## Try it
The answer must consist of every line in the records that contains the word "section".

## Data for the task
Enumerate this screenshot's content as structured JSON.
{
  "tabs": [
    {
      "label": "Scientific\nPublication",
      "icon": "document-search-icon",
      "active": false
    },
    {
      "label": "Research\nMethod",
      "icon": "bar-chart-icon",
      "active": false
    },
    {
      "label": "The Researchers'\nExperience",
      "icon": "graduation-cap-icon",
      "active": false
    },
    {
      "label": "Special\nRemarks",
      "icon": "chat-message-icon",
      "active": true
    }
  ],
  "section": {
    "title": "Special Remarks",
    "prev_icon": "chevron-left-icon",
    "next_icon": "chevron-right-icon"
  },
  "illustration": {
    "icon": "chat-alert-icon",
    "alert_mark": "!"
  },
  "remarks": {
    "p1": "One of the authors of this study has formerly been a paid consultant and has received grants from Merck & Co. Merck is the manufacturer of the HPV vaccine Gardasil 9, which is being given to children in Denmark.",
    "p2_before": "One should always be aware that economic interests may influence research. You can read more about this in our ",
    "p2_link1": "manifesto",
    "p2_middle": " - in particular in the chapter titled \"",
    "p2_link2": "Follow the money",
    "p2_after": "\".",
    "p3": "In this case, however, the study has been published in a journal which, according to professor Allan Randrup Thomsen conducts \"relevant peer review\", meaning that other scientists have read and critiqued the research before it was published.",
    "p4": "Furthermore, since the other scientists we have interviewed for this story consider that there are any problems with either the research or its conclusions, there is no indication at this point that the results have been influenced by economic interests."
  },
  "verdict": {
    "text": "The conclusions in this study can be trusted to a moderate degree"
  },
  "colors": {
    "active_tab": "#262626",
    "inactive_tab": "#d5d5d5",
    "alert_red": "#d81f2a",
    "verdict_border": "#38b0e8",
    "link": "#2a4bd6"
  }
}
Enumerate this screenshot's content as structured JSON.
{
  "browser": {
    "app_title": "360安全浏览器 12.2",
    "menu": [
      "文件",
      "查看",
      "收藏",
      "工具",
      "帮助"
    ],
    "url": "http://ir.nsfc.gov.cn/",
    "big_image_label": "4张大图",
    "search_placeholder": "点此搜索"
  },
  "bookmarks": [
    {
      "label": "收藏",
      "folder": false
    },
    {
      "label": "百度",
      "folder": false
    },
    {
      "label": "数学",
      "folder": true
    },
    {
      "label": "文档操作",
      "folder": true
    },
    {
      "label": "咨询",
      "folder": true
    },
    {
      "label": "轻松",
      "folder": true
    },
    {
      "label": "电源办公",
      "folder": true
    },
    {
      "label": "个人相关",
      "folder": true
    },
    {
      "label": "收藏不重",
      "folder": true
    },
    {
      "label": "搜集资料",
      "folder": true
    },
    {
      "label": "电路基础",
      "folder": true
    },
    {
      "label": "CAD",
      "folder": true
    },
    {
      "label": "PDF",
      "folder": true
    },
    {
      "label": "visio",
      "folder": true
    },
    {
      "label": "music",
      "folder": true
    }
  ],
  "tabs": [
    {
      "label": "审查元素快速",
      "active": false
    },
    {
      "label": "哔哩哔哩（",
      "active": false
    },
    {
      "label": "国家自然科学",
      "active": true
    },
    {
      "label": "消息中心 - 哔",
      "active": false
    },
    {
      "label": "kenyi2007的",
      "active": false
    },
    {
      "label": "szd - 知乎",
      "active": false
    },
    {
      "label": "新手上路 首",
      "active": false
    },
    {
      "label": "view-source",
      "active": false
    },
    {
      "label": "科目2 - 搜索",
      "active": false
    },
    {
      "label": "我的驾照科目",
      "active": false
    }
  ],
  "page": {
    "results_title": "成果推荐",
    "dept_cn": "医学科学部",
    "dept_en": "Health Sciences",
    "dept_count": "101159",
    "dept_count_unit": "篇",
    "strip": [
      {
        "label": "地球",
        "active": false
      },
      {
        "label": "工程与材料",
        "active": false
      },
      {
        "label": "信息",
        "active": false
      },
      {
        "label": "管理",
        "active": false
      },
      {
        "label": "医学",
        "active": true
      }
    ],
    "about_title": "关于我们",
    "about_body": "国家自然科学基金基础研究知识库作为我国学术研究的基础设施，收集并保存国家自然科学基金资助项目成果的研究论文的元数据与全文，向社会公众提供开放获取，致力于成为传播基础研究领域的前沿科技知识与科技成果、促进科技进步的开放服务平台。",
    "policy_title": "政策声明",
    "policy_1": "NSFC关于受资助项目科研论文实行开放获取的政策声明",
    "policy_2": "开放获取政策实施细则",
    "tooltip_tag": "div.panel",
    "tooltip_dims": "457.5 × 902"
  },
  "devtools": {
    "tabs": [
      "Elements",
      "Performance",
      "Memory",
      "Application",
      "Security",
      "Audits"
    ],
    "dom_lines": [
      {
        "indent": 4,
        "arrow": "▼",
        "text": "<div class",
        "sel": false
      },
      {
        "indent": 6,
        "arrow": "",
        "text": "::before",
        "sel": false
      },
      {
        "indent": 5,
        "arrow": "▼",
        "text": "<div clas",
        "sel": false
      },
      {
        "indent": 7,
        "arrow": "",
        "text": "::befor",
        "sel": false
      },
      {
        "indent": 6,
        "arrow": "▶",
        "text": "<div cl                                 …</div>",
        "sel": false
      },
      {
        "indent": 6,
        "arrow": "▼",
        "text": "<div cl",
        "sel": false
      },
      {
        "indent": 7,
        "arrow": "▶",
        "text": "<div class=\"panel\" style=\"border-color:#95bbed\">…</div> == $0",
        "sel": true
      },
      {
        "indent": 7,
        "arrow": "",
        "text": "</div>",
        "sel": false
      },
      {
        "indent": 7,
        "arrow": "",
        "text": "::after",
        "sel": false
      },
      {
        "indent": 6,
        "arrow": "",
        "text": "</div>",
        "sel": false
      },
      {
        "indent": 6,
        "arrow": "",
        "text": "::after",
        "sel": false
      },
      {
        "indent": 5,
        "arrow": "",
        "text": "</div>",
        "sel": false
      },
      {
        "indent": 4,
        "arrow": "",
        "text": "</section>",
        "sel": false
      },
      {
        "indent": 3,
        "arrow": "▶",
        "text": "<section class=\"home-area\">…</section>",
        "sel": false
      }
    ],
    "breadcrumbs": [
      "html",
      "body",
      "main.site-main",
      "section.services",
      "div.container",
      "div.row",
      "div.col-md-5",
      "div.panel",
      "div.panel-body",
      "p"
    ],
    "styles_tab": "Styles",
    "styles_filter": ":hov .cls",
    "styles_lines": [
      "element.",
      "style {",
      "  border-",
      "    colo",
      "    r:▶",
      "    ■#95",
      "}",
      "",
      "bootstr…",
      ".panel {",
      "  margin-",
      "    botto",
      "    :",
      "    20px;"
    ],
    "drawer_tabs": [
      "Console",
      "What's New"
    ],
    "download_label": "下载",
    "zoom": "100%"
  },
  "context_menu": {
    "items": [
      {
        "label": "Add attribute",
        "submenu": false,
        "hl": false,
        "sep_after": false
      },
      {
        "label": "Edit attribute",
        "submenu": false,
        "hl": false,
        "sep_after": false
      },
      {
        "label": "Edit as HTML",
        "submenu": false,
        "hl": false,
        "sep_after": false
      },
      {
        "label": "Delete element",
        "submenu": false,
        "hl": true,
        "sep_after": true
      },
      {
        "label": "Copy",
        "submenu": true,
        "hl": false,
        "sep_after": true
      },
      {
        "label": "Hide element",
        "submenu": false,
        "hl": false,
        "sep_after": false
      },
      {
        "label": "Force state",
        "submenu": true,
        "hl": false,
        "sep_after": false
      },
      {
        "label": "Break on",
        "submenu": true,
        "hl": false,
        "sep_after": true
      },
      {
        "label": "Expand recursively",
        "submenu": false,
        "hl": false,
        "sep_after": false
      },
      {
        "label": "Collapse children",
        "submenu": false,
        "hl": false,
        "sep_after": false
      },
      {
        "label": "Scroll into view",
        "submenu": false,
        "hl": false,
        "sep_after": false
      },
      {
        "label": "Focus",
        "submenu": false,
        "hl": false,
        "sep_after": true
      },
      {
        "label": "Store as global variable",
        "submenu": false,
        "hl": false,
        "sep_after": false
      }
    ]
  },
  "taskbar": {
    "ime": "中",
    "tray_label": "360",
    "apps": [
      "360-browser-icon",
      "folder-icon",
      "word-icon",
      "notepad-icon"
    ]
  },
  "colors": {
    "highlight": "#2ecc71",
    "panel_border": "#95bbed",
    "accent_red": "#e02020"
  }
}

## Answer space
  "section": {
        "text": "</section>",
        "text": "<section class=\"home-area\">…</section>",
      "section.services",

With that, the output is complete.